“As colorful Salvadoran expressions and slang rendered dictionaries useless, I relied on a team of Salvadoran friends near and far to describe phrases in enough detail to help me choose worthy English equivalents. These consultations always generated moments of laughter and discussion—due appreciation for the linguistic creativity of the Salvadoran people. I am especially grateful to Zoila Elías, for whom no moment was inopportune to discuss the intricacies of Salvadoran caliche.”
- Bloopers and Betas
Beta readers corrected my bloopers nearly up to print day. José Artiga, executive director of SHARE El Salvador, burst my balloon when he told me a translation of a pre-seminarian’s ditty was inadequate. I had been proud of it, keeping the rhyme.
Here’s the original:
Como un arbusto oloroso
nací por Cacahuatique
Y cresco súngano y hermoso
aquí por Chaparrastique.
My translation, using the cities’ Spanish names, was:
Like a fragrant bush,
in Ciudad Barrios I was born and bred.
And here in San Miguel
I grow into a handsome pumpkin-head.
I had thoroughly researched súngano on the internet, or so I thought. Photos of it (large, round, brown rind and orange flesh) reminded me of cantaloupe. “Pumpkin-head,” I thought, rhymes with “bred” and is a word that junior-high-age kids might use to brand one another as dim-witted. Genius!

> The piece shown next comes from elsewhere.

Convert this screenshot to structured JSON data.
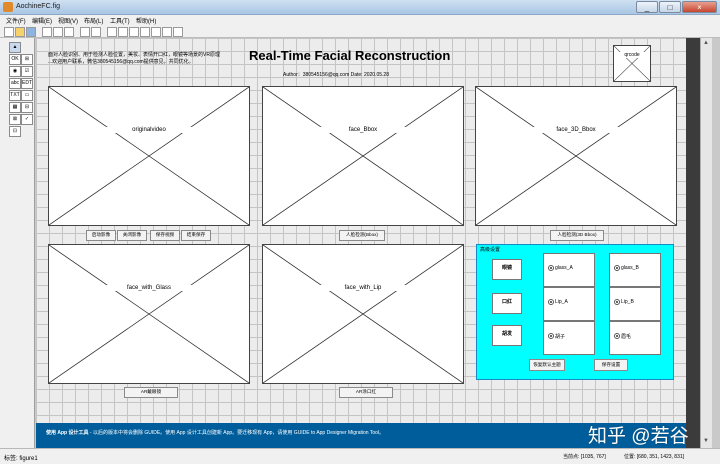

Alas, Artiga told me súngano is not pumpkin-like. Small spikes remain after the sungano’s flesh is removed, giving the fruit the name zapote cabelludo—“shaggy zapote”—in some parts of El Salvador. The schoolmate was making fun of Oscar’s thick, unruly hair! I eventually arrived at “mophead,” keeping the rhyme and a truer meaning of the jest, although losing the fruit allusion.
I’m so grateful for beta- and proofreaders who find my errors and guide me to more accurate translations!
How did I choose what to convey about the culture and context?
A critique group I belonged to played an essential role in fashioning content. I often erred by assuming readers knew more than they did. Chapter by chapter, critiquers showed me where I needed to add explanations or background. They were especially unfamiliar with Roman Catholic terms, including nuncio, women religious, diocese, miter, Jesuit, base communities.
Critiquers also indicated which material might be better booted to a footnote or exiled to a separate section. Their feedback about my fairly high writing level helped me see that the book’s audience could extend beyond teens to general-public adults.
I wanted readers to understand the era that formed Romero; his personal journey is inextricably tied to specific historical circumstances causing people to cry “enough!” to oppression. Some might say I provided too much background on El Salvador and the Roman Catholic Church. Others find footnotes annoying. But I’m addicted to details able to cast a more complete or nuanced light to a narrative. Readers can skip over footnotes if they like. I also included two mini-chapters— “backgrounders”—on pivotal events; readers can choose to “get into the weeds” or step around them.
Coming to the topic as a woman also helped shape the content. The biographies I had read, by men, contained skeletal info about Romero’s mother, limited to her roles as housewife and mother. The reality was more complex, and I came away believing that in every positive way, Oscar’s mother guided his life.
What are your tips for preparing for cross-cultural interviews, both in regard to content and ways to help interviewees feel comfortable with you and your purpose? Do you know individuals who straddle both the cultures and languages well enough to help you proofread and offer suggestions?